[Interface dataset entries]
------------------------------------------------------------------------
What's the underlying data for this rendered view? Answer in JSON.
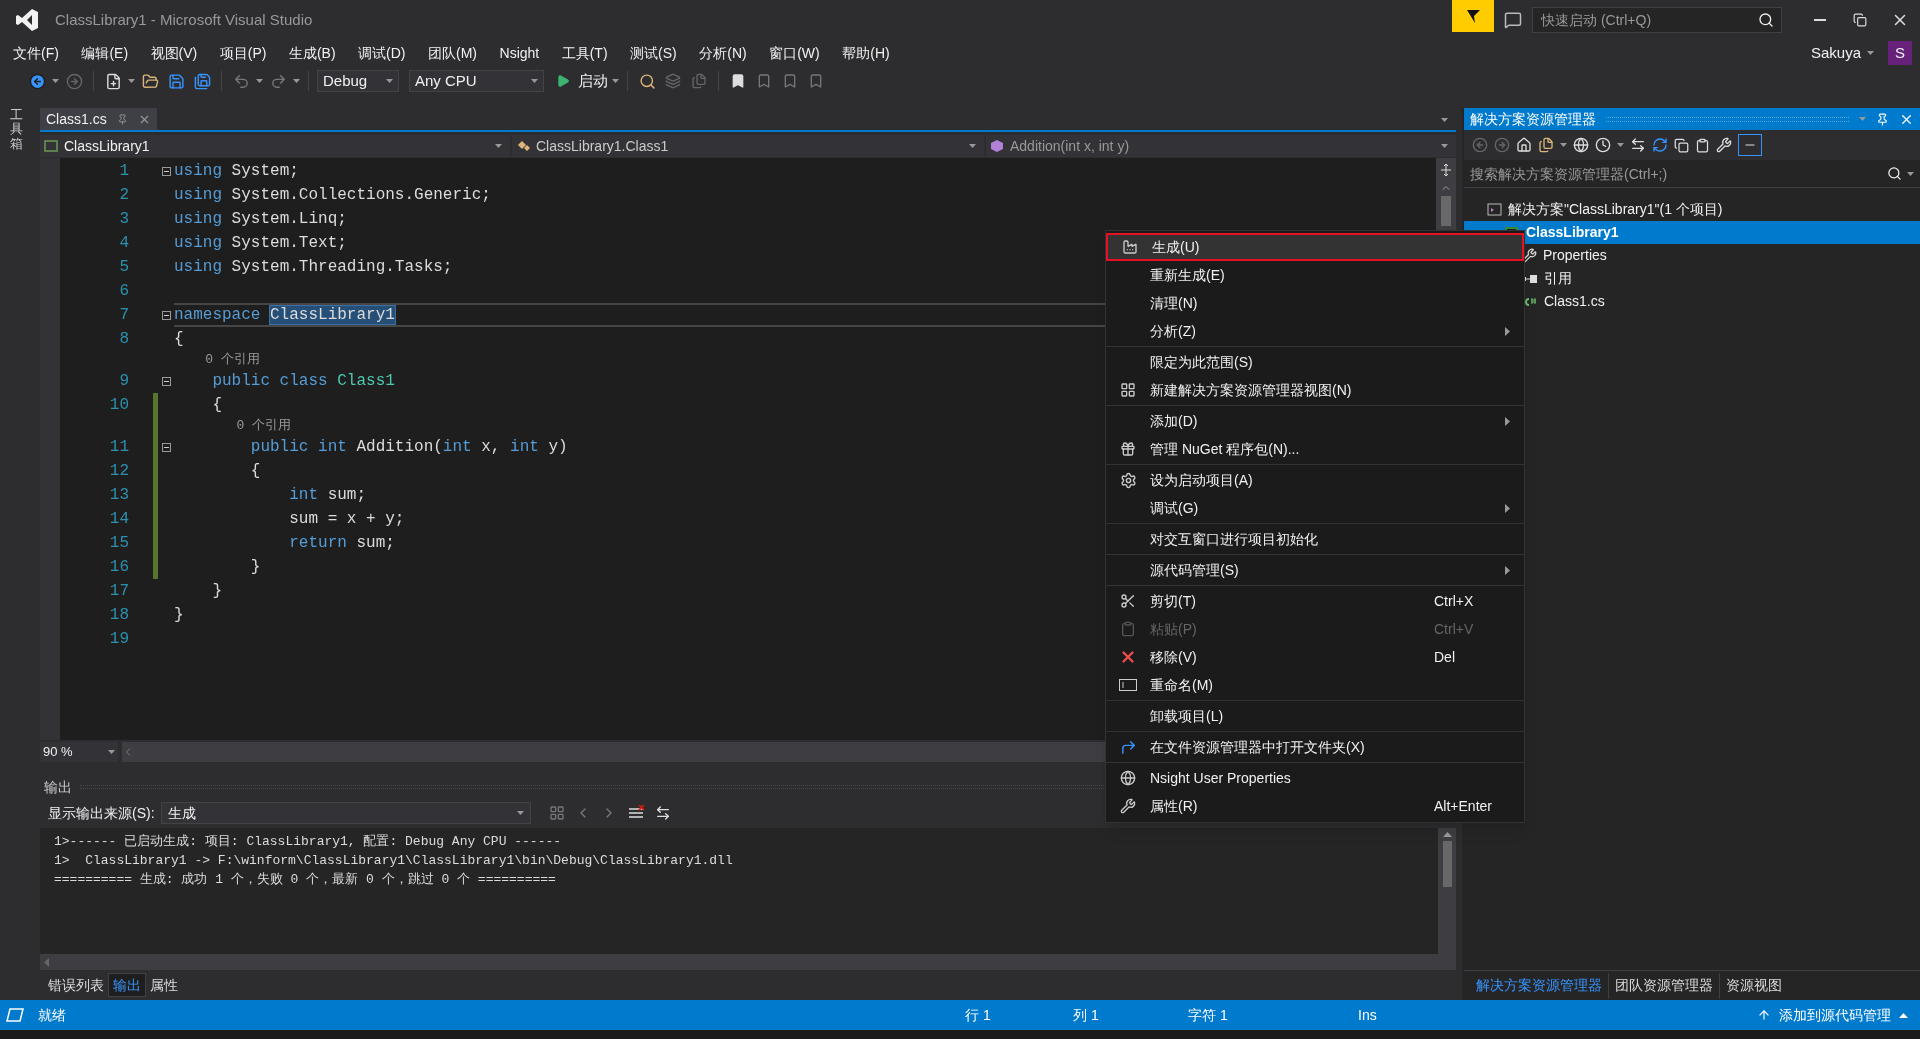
{
  "window": {
    "title": "ClassLibrary1 - Microsoft Visual Studio"
  },
  "quick_launch": {
    "placeholder": "快速启动 (Ctrl+Q)"
  },
  "user": {
    "name": "Sakuya",
    "initial": "S"
  },
  "menu": [
    "文件(F)",
    "编辑(E)",
    "视图(V)",
    "项目(P)",
    "生成(B)",
    "调试(D)",
    "团队(M)",
    "Nsight",
    "工具(T)",
    "测试(S)",
    "分析(N)",
    "窗口(W)",
    "帮助(H)"
  ],
  "toolbar": {
    "configuration": "Debug",
    "platform": "Any CPU",
    "start": "启动"
  },
  "toolbox_tab": "工具箱",
  "document_tabs": [
    {
      "label": "Class1.cs",
      "selected": true
    }
  ],
  "navigation": [
    "ClassLibrary1",
    "ClassLibrary1.Class1",
    "Addition(int x, int y)"
  ],
  "editor": {
    "zoom": "90 %",
    "lines": [
      {
        "kind": "code",
        "number": "1",
        "fold": true,
        "changed": false,
        "current": false,
        "tokens": [
          {
            "kind": "keyword",
            "text": "using"
          },
          {
            "kind": "plain",
            "text": " System;"
          }
        ]
      },
      {
        "kind": "code",
        "number": "2",
        "fold": false,
        "changed": false,
        "current": false,
        "tokens": [
          {
            "kind": "keyword",
            "text": "using"
          },
          {
            "kind": "plain",
            "text": " System.Collections.Generic;"
          }
        ]
      },
      {
        "kind": "code",
        "number": "3",
        "fold": false,
        "changed": false,
        "current": false,
        "tokens": [
          {
            "kind": "keyword",
            "text": "using"
          },
          {
            "kind": "plain",
            "text": " System.Linq;"
          }
        ]
      },
      {
        "kind": "code",
        "number": "4",
        "fold": false,
        "changed": false,
        "current": false,
        "tokens": [
          {
            "kind": "keyword",
            "text": "using"
          },
          {
            "kind": "plain",
            "text": " System.Text;"
          }
        ]
      },
      {
        "kind": "code",
        "number": "5",
        "fold": false,
        "changed": false,
        "current": false,
        "tokens": [
          {
            "kind": "keyword",
            "text": "using"
          },
          {
            "kind": "plain",
            "text": " System.Threading.Tasks;"
          }
        ]
      },
      {
        "kind": "code",
        "number": "6",
        "fold": false,
        "changed": false,
        "current": false
      },
      {
        "kind": "code",
        "number": "7",
        "fold": true,
        "changed": false,
        "current": true,
        "tokens": [
          {
            "kind": "keyword",
            "text": "namespace "
          },
          {
            "kind": "highlight",
            "text": "ClassLibrary1"
          }
        ]
      },
      {
        "kind": "code",
        "number": "8",
        "fold": false,
        "changed": false,
        "current": false,
        "tokens": [
          {
            "kind": "plain",
            "text": "{"
          }
        ]
      },
      {
        "kind": "codelens",
        "changed": false,
        "text": "    0 个引用"
      },
      {
        "kind": "code",
        "number": "9",
        "fold": true,
        "changed": false,
        "current": false,
        "tokens": [
          {
            "kind": "keyword",
            "text": "    public class "
          },
          {
            "kind": "type",
            "text": "Class1"
          }
        ]
      },
      {
        "kind": "code",
        "number": "10",
        "fold": false,
        "changed": true,
        "current": false,
        "tokens": [
          {
            "kind": "plain",
            "text": "    {"
          }
        ]
      },
      {
        "kind": "codelens",
        "changed": true,
        "text": "        0 个引用"
      },
      {
        "kind": "code",
        "number": "11",
        "fold": true,
        "changed": true,
        "current": false,
        "tokens": [
          {
            "kind": "keyword",
            "text": "        public int"
          },
          {
            "kind": "plain",
            "text": " Addition("
          },
          {
            "kind": "keyword",
            "text": "int"
          },
          {
            "kind": "plain",
            "text": " x, "
          },
          {
            "kind": "keyword",
            "text": "int"
          },
          {
            "kind": "plain",
            "text": " y)"
          }
        ]
      },
      {
        "kind": "code",
        "number": "12",
        "fold": false,
        "changed": true,
        "current": false,
        "tokens": [
          {
            "kind": "plain",
            "text": "        {"
          }
        ]
      },
      {
        "kind": "code",
        "number": "13",
        "fold": false,
        "changed": true,
        "current": false,
        "tokens": [
          {
            "kind": "keyword",
            "text": "            int"
          },
          {
            "kind": "plain",
            "text": " sum;"
          }
        ]
      },
      {
        "kind": "code",
        "number": "14",
        "fold": false,
        "changed": true,
        "current": false,
        "tokens": [
          {
            "kind": "plain",
            "text": "            sum = x + y;"
          }
        ]
      },
      {
        "kind": "code",
        "number": "15",
        "fold": false,
        "changed": true,
        "current": false,
        "tokens": [
          {
            "kind": "keyword",
            "text": "            return"
          },
          {
            "kind": "plain",
            "text": " sum;"
          }
        ]
      },
      {
        "kind": "code",
        "number": "16",
        "fold": false,
        "changed": true,
        "current": false,
        "tokens": [
          {
            "kind": "plain",
            "text": "        }"
          }
        ]
      },
      {
        "kind": "code",
        "number": "17",
        "fold": false,
        "changed": false,
        "current": false,
        "tokens": [
          {
            "kind": "plain",
            "text": "    }"
          }
        ]
      },
      {
        "kind": "code",
        "number": "18",
        "fold": false,
        "changed": false,
        "current": false,
        "tokens": [
          {
            "kind": "plain",
            "text": "}"
          }
        ]
      },
      {
        "kind": "code",
        "number": "19",
        "fold": false,
        "changed": false,
        "current": false
      }
    ]
  },
  "output": {
    "title": "输出",
    "source_label": "显示输出来源(S):",
    "source": "生成",
    "lines": [
      "1>------ 已启动生成: 项目: ClassLibrary1, 配置: Debug Any CPU ------",
      "1>  ClassLibrary1 -> F:\\winform\\ClassLibrary1\\ClassLibrary1\\bin\\Debug\\ClassLibrary1.dll",
      "========== 生成: 成功 1 个，失败 0 个，最新 0 个，跳过 0 个 =========="
    ]
  },
  "bottom_tabs": [
    {
      "label": "错误列表",
      "selected": false
    },
    {
      "label": "输出",
      "selected": true
    },
    {
      "label": "属性",
      "selected": false
    }
  ],
  "solution_explorer": {
    "title": "解决方案资源管理器",
    "search": {
      "placeholder": "搜索解决方案资源管理器(Ctrl+;)"
    },
    "tree": [
      {
        "kind": "solution",
        "label": "解决方案\"ClassLibrary1\"(1 个项目)",
        "selected": false,
        "children": [
          {
            "kind": "project",
            "label": "ClassLibrary1",
            "selected": true,
            "children": [
              {
                "kind": "properties",
                "label": "Properties",
                "selected": false
              },
              {
                "kind": "references",
                "label": "引用",
                "selected": false
              },
              {
                "kind": "csharp",
                "label": "Class1.cs",
                "selected": false
              }
            ]
          }
        ]
      }
    ],
    "tabs": [
      {
        "label": "解决方案资源管理器",
        "selected": true
      },
      {
        "label": "团队资源管理器",
        "selected": false
      },
      {
        "label": "资源视图",
        "selected": false
      }
    ]
  },
  "context_menu": {
    "groups": [
      [
        {
          "label": "生成(U)",
          "selected": true,
          "submenu": false,
          "disabled": false
        },
        {
          "label": "重新生成(E)",
          "selected": false,
          "submenu": false,
          "disabled": false
        },
        {
          "label": "清理(N)",
          "selected": false,
          "submenu": false,
          "disabled": false
        },
        {
          "label": "分析(Z)",
          "selected": false,
          "submenu": true,
          "disabled": false
        }
      ],
      [
        {
          "label": "限定为此范围(S)",
          "selected": false,
          "submenu": false,
          "disabled": false
        },
        {
          "label": "新建解决方案资源管理器视图(N)",
          "selected": false,
          "submenu": false,
          "disabled": false
        }
      ],
      [
        {
          "label": "添加(D)",
          "selected": false,
          "submenu": true,
          "disabled": false
        },
        {
          "label": "管理 NuGet 程序包(N)...",
          "selected": false,
          "submenu": false,
          "disabled": false
        }
      ],
      [
        {
          "label": "设为启动项目(A)",
          "selected": false,
          "submenu": false,
          "disabled": false
        },
        {
          "label": "调试(G)",
          "selected": false,
          "submenu": true,
          "disabled": false
        }
      ],
      [
        {
          "label": "对交互窗口进行项目初始化",
          "selected": false,
          "submenu": false,
          "disabled": false
        }
      ],
      [
        {
          "label": "源代码管理(S)",
          "selected": false,
          "submenu": true,
          "disabled": false
        }
      ],
      [
        {
          "label": "剪切(T)",
          "shortcut": "Ctrl+X",
          "selected": false,
          "submenu": false,
          "disabled": false
        },
        {
          "label": "粘贴(P)",
          "shortcut": "Ctrl+V",
          "selected": false,
          "submenu": false,
          "disabled": true
        },
        {
          "label": "移除(V)",
          "shortcut": "Del",
          "selected": false,
          "submenu": false,
          "disabled": false
        },
        {
          "label": "重命名(M)",
          "selected": false,
          "submenu": false,
          "disabled": false
        }
      ],
      [
        {
          "label": "卸载项目(L)",
          "selected": false,
          "submenu": false,
          "disabled": false
        }
      ],
      [
        {
          "label": "在文件资源管理器中打开文件夹(X)",
          "selected": false,
          "submenu": false,
          "disabled": false
        }
      ],
      [
        {
          "label": "Nsight User Properties",
          "selected": false,
          "submenu": false,
          "disabled": false
        },
        {
          "label": "属性(R)",
          "shortcut": "Alt+Enter",
          "selected": false,
          "submenu": false,
          "disabled": false
        }
      ]
    ]
  },
  "status_bar": {
    "state": "就绪",
    "line": "行 1",
    "column": "列 1",
    "char": "字符 1",
    "mode": "Ins",
    "source_control": "添加到源代码管理"
  }
}
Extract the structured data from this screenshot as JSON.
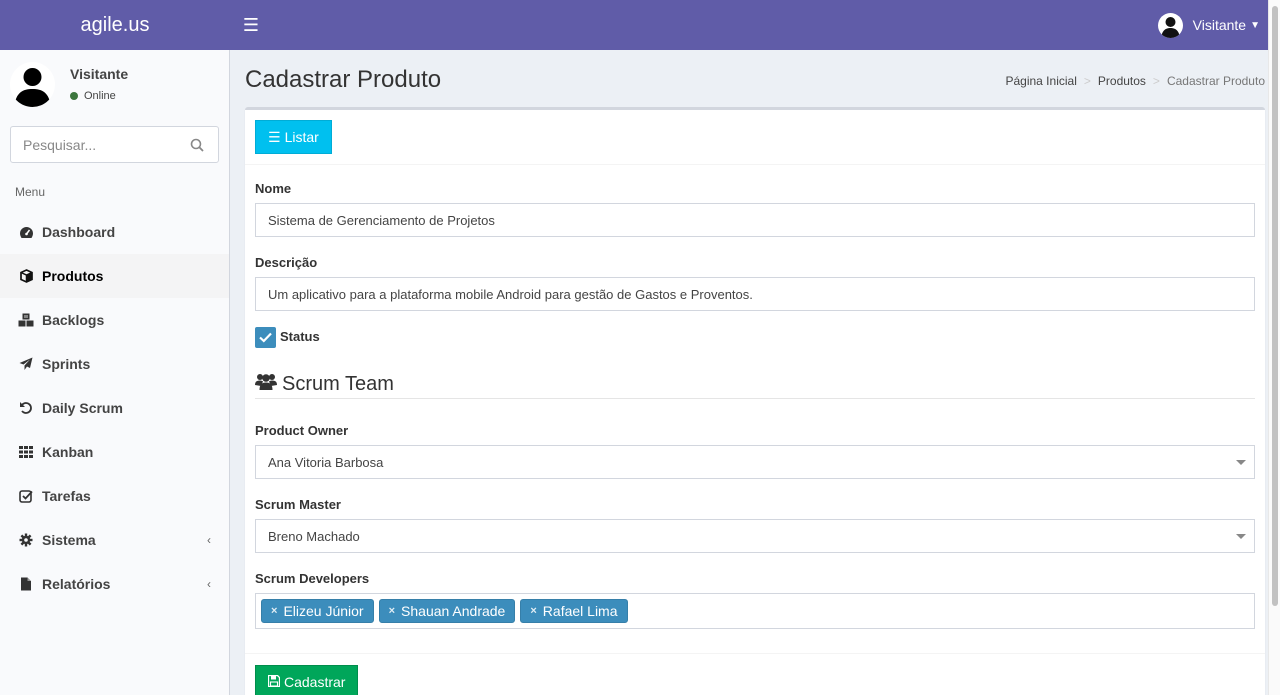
{
  "header": {
    "logo": "agile.us",
    "user_name": "Visitante"
  },
  "sidebar": {
    "user": {
      "name": "Visitante",
      "status": "Online"
    },
    "search_placeholder": "Pesquisar...",
    "menu_header": "Menu",
    "items": [
      {
        "label": "Dashboard",
        "icon": "dashboard-icon"
      },
      {
        "label": "Produtos",
        "icon": "cube-icon",
        "active": true
      },
      {
        "label": "Backlogs",
        "icon": "cubes-icon"
      },
      {
        "label": "Sprints",
        "icon": "paper-plane-icon"
      },
      {
        "label": "Daily Scrum",
        "icon": "undo-icon"
      },
      {
        "label": "Kanban",
        "icon": "grid-icon"
      },
      {
        "label": "Tarefas",
        "icon": "check-square-icon"
      },
      {
        "label": "Sistema",
        "icon": "gear-icon",
        "submenu": true
      },
      {
        "label": "Relatórios",
        "icon": "file-icon",
        "submenu": true
      }
    ]
  },
  "page": {
    "title": "Cadastrar Produto",
    "breadcrumb": [
      "Página Inicial",
      "Produtos",
      "Cadastrar Produto"
    ]
  },
  "form": {
    "list_button": "Listar",
    "name_label": "Nome",
    "name_value": "Sistema de Gerenciamento de Projetos",
    "desc_label": "Descrição",
    "desc_value": "Um aplicativo para a plataforma mobile Android para gestão de Gastos e Proventos.",
    "status_label": "Status",
    "status_checked": true,
    "team_title": "Scrum Team",
    "po_label": "Product Owner",
    "po_value": "Ana Vitoria Barbosa",
    "sm_label": "Scrum Master",
    "sm_value": "Breno Machado",
    "dev_label": "Scrum Developers",
    "developers": [
      "Elizeu Júnior",
      "Shauan Andrade",
      "Rafael Lima"
    ],
    "submit_button": "Cadastrar"
  },
  "colors": {
    "header": "#605ca8",
    "info": "#00c0ef",
    "success": "#00a65a",
    "primary": "#3c8dbc"
  }
}
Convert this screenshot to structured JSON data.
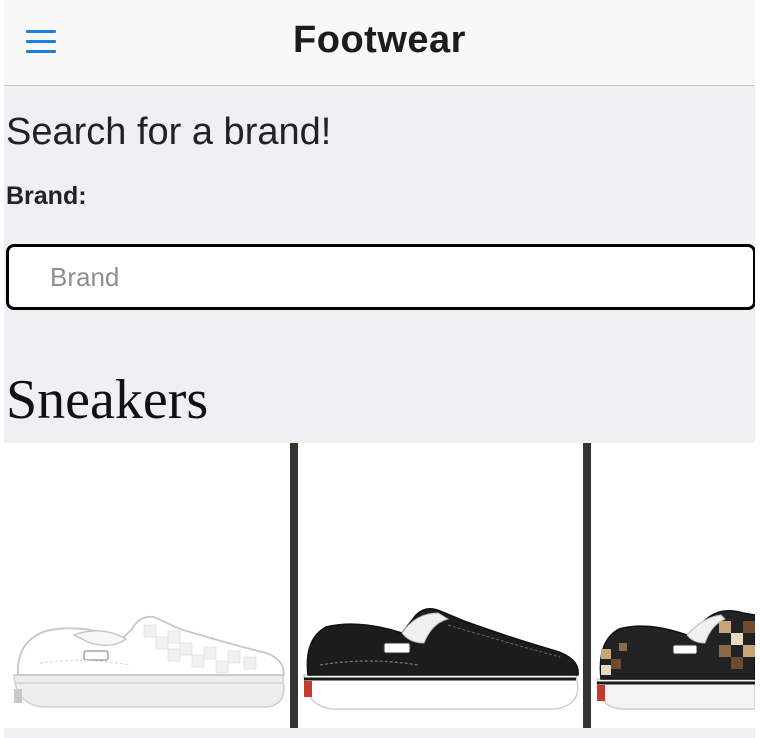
{
  "header": {
    "title": "Footwear",
    "menu_icon": "hamburger-menu-icon",
    "accent_color": "#1b7fe0"
  },
  "search": {
    "heading": "Search for a brand!",
    "label": "Brand:",
    "input_value": "",
    "placeholder": "Brand"
  },
  "section": {
    "title": "Sneakers",
    "products": [
      {
        "name": "white checkerboard slip-on sneaker",
        "color": "white"
      },
      {
        "name": "black canvas slip-on sneaker",
        "color": "black"
      },
      {
        "name": "camo checkerboard slip-on sneaker",
        "color": "camo"
      }
    ]
  }
}
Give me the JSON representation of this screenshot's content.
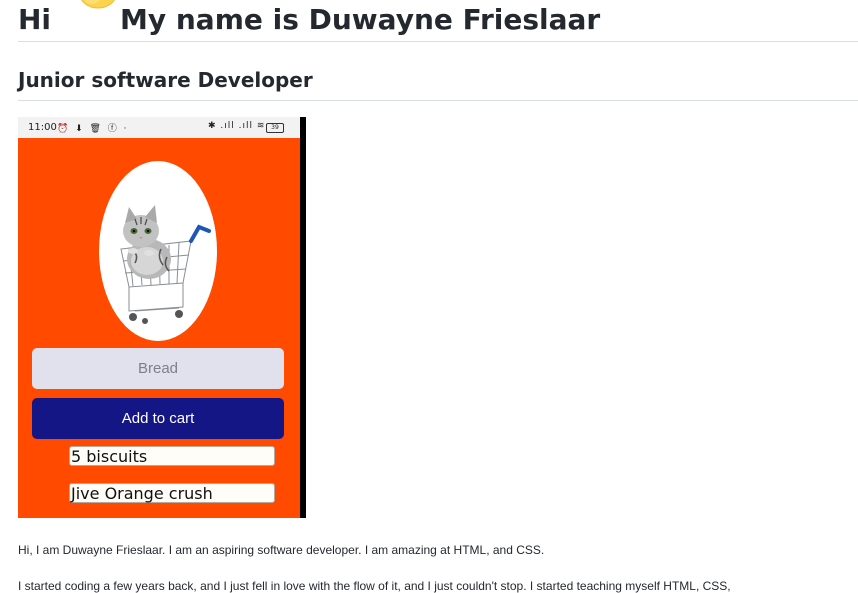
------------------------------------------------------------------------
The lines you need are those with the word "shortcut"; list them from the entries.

• [RESPONSE BOX]:
          "shortcut": "Ctrl+X",
          "shortcut": "Ctrl+V",
          "shortcut": "Del",
          "shortcut": "Alt+Enter",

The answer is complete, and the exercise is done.